> **PROBLEM STATEMENT**
All of the data below should be written out again exactly.

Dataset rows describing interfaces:
=-=-=-=-=

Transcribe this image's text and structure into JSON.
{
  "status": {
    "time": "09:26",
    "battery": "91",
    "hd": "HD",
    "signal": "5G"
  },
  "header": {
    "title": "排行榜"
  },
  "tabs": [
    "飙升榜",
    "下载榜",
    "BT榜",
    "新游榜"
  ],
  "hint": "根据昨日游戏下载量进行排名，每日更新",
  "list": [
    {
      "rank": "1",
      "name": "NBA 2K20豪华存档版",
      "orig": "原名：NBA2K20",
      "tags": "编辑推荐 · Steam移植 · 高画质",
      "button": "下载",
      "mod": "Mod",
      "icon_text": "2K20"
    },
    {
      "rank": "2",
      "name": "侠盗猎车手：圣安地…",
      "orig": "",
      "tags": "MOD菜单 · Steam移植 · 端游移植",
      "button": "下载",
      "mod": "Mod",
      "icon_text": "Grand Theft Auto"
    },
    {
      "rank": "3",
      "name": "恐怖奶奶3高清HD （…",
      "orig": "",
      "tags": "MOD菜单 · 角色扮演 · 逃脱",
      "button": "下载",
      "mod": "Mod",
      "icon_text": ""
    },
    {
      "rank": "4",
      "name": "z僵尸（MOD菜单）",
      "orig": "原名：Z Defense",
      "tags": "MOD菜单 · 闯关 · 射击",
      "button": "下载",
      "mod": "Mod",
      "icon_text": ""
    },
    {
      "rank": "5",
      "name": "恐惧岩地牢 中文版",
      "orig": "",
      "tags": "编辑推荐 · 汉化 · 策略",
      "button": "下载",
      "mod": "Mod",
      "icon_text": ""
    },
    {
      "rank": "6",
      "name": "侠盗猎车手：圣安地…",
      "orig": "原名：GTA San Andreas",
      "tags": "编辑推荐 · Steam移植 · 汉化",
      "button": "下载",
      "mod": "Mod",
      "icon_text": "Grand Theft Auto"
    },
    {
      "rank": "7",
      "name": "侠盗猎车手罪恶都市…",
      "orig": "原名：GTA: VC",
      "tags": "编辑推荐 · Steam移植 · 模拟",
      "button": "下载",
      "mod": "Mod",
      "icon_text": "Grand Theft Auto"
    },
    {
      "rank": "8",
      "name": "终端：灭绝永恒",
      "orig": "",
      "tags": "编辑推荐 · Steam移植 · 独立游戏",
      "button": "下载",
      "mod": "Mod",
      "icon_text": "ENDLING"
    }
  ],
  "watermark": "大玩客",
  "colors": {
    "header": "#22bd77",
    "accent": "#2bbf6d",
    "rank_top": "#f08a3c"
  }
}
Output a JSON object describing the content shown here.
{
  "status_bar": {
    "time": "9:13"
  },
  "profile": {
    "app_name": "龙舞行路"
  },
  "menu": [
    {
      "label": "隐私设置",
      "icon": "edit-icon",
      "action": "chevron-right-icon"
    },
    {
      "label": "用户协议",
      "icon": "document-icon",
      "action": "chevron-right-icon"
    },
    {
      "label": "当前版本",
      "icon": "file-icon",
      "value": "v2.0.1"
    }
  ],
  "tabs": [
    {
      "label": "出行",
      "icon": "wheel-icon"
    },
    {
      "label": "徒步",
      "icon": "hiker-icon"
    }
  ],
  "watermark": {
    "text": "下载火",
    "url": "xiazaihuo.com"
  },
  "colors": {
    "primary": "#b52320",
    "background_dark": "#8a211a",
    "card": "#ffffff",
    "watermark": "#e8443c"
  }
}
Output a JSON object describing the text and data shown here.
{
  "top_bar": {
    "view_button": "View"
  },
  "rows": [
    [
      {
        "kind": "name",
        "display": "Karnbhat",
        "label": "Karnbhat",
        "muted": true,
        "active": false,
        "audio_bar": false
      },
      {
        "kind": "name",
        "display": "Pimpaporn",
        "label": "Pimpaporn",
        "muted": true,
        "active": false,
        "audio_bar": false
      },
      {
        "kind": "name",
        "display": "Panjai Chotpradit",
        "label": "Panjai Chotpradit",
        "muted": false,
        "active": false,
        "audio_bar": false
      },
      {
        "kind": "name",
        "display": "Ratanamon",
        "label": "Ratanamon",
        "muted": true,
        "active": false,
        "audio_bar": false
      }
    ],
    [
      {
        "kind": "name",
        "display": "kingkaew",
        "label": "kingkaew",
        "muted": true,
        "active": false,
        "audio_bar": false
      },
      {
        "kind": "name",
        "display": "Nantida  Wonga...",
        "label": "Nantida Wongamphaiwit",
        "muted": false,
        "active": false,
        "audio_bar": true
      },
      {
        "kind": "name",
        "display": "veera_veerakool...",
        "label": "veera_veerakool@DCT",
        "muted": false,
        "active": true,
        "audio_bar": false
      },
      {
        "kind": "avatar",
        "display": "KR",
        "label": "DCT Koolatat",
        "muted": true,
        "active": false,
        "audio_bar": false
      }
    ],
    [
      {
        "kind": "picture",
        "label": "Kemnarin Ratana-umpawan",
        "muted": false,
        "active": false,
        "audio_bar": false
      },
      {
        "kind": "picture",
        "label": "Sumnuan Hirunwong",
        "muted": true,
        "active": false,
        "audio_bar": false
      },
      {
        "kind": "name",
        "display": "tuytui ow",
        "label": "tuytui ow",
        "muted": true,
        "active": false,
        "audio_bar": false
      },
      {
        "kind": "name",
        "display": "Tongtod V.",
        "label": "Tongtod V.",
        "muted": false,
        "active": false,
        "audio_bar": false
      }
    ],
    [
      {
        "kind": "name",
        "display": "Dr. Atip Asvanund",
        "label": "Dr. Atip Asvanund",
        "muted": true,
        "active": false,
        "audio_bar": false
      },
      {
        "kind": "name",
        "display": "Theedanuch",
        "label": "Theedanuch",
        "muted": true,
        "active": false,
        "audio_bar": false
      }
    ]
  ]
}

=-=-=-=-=

> **TASK OUTPUT**
Transcribe this image's text and structure into JSON.
{
  "status": {
    "time": "09:26",
    "battery": "91",
    "hd": "HD",
    "signal": "5G"
  },
  "header": {
    "title": "排行榜"
  },
  "tabs": [
    "飙升榜",
    "下载榜",
    "BT榜",
    "新游榜"
  ],
  "hint": "根据昨日游戏下载量进行排名，每日更新",
  "list": [
    {
      "rank": "1",
      "name": "NBA 2K20豪华存档版",
      "orig": "原名：NBA2K20",
      "tags": "编辑推荐 · Steam移植 · 高画质",
      "button": "下载",
      "mod": "Mod",
      "icon_text": "2K20"
    },
    {
      "rank": "2",
      "name": "侠盗猎车手：圣安地…",
      "orig": "",
      "tags": "MOD菜单 · Steam移植 · 端游移植",
      "button": "下载",
      "mod": "Mod",
      "icon_text": "Grand Theft Auto"
    },
    {
      "rank": "3",
      "name": "恐怖奶奶3高清HD （…",
      "orig": "",
      "tags": "MOD菜单 · 角色扮演 · 逃脱",
      "button": "下载",
      "mod": "Mod",
      "icon_text": ""
    },
    {
      "rank": "4",
      "name": "z僵尸（MOD菜单）",
      "orig": "原名：Z Defense",
      "tags": "MOD菜单 · 闯关 · 射击",
      "button": "下载",
      "mod": "Mod",
      "icon_text": ""
    },
    {
      "rank": "5",
      "name": "恐惧岩地牢 中文版",
      "orig": "",
      "tags": "编辑推荐 · 汉化 · 策略",
      "button": "下载",
      "mod": "Mod",
      "icon_text": ""
    },
    {
      "rank": "6",
      "name": "侠盗猎车手：圣安地…",
      "orig": "原名：GTA San Andreas",
      "tags": "编辑推荐 · Steam移植 · 汉化",
      "button": "下载",
      "mod": "Mod",
      "icon_text": "Grand Theft Auto"
    },
    {
      "rank": "7",
      "name": "侠盗猎车手罪恶都市…",
      "orig": "原名：GTA: VC",
      "tags": "编辑推荐 · Steam移植 · 模拟",
      "button": "下载",
      "mod": "Mod",
      "icon_text": "Grand Theft Auto"
    },
    {
      "rank": "8",
      "name": "终端：灭绝永恒",
      "orig": "",
      "tags": "编辑推荐 · Steam移植 · 独立游戏",
      "button": "下载",
      "mod": "Mod",
      "icon_text": "ENDLING"
    }
  ],
  "watermark": "大玩客",
  "colors": {
    "header": "#22bd77",
    "accent": "#2bbf6d",
    "rank_top": "#f08a3c"
  }
}
Output a JSON object describing the content shown here.
{
  "status_bar": {
    "time": "9:13"
  },
  "profile": {
    "app_name": "龙舞行路"
  },
  "menu": [
    {
      "label": "隐私设置",
      "icon": "edit-icon",
      "action": "chevron-right-icon"
    },
    {
      "label": "用户协议",
      "icon": "document-icon",
      "action": "chevron-right-icon"
    },
    {
      "label": "当前版本",
      "icon": "file-icon",
      "value": "v2.0.1"
    }
  ],
  "tabs": [
    {
      "label": "出行",
      "icon": "wheel-icon"
    },
    {
      "label": "徒步",
      "icon": "hiker-icon"
    }
  ],
  "watermark": {
    "text": "下载火",
    "url": "xiazaihuo.com"
  },
  "colors": {
    "primary": "#b52320",
    "background_dark": "#8a211a",
    "card": "#ffffff",
    "watermark": "#e8443c"
  }
}
Output a JSON object describing the text and data shown here.
{
  "top_bar": {
    "view_button": "View"
  },
  "rows": [
    [
      {
        "kind": "name",
        "display": "Karnbhat",
        "label": "Karnbhat",
        "muted": true,
        "active": false,
        "audio_bar": false
      },
      {
        "kind": "name",
        "display": "Pimpaporn",
        "label": "Pimpaporn",
        "muted": true,
        "active": false,
        "audio_bar": false
      },
      {
        "kind": "name",
        "display": "Panjai Chotpradit",
        "label": "Panjai Chotpradit",
        "muted": false,
        "active": false,
        "audio_bar": false
      },
      {
        "kind": "name",
        "display": "Ratanamon",
        "label": "Ratanamon",
        "muted": true,
        "active": false,
        "audio_bar": false
      }
    ],
    [
      {
        "kind": "name",
        "display": "kingkaew",
        "label": "kingkaew",
        "muted": true,
        "active": false,
        "audio_bar": false
      },
      {
        "kind": "name",
        "display": "Nantida  Wonga...",
        "label": "Nantida Wongamphaiwit",
        "muted": false,
        "active": false,
        "audio_bar": true
      },
      {
        "kind": "name",
        "display": "veera_veerakool...",
        "label": "veera_veerakool@DCT",
        "muted": false,
        "active": true,
        "audio_bar": false
      },
      {
        "kind": "avatar",
        "display": "KR",
        "label": "DCT Koolatat",
        "muted": true,
        "active": false,
        "audio_bar": false
      }
    ],
    [
      {
        "kind": "picture",
        "label": "Kemnarin Ratana-umpawan",
        "muted": false,
        "active": false,
        "audio_bar": false
      },
      {
        "kind": "picture",
        "label": "Sumnuan Hirunwong",
        "muted": true,
        "active": false,
        "audio_bar": false
      },
      {
        "kind": "name",
        "display": "tuytui ow",
        "label": "tuytui ow",
        "muted": true,
        "active": false,
        "audio_bar": false
      },
      {
        "kind": "name",
        "display": "Tongtod V.",
        "label": "Tongtod V.",
        "muted": false,
        "active": false,
        "audio_bar": false
      }
    ],
    [
      {
        "kind": "name",
        "display": "Dr. Atip Asvanund",
        "label": "Dr. Atip Asvanund",
        "muted": true,
        "active": false,
        "audio_bar": false
      },
      {
        "kind": "name",
        "display": "Theedanuch",
        "label": "Theedanuch",
        "muted": true,
        "active": false,
        "audio_bar": false
      }
    ]
  ]
}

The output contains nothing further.